  18. Onwioduokit, E. A. (2002): Fiscal Deficit and Inflation in Nigeria: An Empirical Investigation of Causal Relationships. CBN Economic and Financial Review, 37 (2), 1-1.
  19. Otu, A. O., Osuji, G. A., Opara, J., Mbachu, H. I. and Iheagwara, A. I. (2014): Application of SARIMA models in modeling and forecasting Nigeria’s Inflation Rates. American Journal of Applied Mathematics and Statistics, 2 (1), 16-28.
  20. Omekara, C. O., Ekpenyong, E. J. and Ekerete, M. P. (2013): Modeling the Nigeria Inflation Rates using Periodogram and Fourier Series Analysis. CBN Journal of Applied Statistics, 4 (2), 51-68.
  21. Pufnik, A. and Kunovac, D. (2006): Short-term Forecasting of Inflation in Croatia with Seasonal ARIMA processes. Working Paper, w-16, Croatia National Bank.
  22. Saz, G. (2011): The Efficacy of SARIMA Models for Forecasting Inflation Rates of Developing Countries: The Case for Turkey. International Research Journal and Finance and Economics, 62, 111-142.
  23. Schulz, P. M. and Prinz, A. (2009): Forecasting Container Transhipment in Germany.
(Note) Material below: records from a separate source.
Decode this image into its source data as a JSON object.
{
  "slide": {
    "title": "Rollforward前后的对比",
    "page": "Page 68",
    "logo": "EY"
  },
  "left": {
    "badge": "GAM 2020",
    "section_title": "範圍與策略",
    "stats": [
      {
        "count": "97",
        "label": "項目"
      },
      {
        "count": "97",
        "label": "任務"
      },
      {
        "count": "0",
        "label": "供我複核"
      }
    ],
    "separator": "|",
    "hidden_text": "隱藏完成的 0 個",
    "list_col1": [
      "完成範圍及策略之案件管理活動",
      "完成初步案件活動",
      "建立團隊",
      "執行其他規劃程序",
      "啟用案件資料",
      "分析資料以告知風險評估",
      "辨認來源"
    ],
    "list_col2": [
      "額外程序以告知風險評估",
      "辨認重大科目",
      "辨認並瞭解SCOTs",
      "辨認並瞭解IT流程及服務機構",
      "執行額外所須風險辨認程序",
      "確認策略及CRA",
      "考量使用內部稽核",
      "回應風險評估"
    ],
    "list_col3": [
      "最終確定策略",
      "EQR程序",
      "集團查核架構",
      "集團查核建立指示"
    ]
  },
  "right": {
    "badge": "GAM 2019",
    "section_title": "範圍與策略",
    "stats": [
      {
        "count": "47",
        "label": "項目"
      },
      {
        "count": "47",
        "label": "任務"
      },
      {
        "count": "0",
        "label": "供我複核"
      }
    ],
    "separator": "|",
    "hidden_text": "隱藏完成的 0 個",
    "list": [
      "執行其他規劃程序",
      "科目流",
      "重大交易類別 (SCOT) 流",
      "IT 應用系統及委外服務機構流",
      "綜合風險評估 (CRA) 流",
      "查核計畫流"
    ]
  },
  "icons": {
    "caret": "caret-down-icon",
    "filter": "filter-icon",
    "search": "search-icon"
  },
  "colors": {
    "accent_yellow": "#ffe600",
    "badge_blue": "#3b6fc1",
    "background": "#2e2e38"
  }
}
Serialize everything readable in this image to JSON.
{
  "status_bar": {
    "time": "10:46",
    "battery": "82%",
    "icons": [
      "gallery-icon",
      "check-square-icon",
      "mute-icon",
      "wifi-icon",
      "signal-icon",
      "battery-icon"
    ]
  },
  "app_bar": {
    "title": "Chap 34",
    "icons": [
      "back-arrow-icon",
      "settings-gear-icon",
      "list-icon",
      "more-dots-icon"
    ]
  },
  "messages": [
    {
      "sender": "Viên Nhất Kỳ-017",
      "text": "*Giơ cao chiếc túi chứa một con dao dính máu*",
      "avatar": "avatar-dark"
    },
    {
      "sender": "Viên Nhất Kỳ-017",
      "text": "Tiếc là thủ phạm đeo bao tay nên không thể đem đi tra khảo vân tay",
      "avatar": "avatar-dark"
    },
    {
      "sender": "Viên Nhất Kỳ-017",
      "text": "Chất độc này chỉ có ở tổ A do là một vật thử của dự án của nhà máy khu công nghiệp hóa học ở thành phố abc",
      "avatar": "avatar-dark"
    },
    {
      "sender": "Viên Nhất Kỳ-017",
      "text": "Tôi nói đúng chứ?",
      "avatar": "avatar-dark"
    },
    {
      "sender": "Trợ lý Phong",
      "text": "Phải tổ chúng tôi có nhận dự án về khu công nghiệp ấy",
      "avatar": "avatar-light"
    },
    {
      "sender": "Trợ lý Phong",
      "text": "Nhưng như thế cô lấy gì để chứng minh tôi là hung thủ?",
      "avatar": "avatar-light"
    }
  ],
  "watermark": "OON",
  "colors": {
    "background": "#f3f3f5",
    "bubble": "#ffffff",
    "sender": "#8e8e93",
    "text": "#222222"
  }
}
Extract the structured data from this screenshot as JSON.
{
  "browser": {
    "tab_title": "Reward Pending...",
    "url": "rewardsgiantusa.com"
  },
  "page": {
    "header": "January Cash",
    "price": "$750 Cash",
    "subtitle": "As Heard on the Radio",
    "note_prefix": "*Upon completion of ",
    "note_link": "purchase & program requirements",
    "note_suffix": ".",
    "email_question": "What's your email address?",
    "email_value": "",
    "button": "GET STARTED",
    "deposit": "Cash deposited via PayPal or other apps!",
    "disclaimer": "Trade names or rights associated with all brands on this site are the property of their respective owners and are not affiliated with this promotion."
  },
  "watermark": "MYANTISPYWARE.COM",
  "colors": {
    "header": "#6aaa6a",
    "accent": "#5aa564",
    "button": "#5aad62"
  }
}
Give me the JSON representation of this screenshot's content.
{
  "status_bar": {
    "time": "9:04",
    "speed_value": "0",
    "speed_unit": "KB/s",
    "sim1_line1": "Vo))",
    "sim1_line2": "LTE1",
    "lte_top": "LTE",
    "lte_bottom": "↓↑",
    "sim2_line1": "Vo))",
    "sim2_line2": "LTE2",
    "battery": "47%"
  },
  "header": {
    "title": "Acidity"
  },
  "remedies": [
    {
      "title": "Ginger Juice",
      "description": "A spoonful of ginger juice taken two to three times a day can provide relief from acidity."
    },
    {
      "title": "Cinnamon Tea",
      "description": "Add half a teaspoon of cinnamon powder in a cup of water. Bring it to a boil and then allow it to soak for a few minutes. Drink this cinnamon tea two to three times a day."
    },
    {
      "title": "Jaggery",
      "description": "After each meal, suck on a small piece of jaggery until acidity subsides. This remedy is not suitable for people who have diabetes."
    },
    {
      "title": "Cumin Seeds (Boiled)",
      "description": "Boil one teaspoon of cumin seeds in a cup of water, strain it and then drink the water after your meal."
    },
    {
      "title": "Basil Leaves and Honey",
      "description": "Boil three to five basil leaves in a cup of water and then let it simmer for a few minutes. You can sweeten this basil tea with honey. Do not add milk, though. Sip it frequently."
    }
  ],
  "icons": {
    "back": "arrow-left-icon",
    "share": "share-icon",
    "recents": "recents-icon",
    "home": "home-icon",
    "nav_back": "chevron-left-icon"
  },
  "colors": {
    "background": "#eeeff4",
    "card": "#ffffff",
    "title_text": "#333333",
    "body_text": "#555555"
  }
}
Applied Economics, 41 (22), 2809-2815.

Article Tools
  Abstract
  PDF(1982K)
Follow on us
ADDRESS
Science Publishing Group
548 FASHION AVENUE
NEW YORK, NY 10018
U.S.A.
Tel: (001)347-688-8931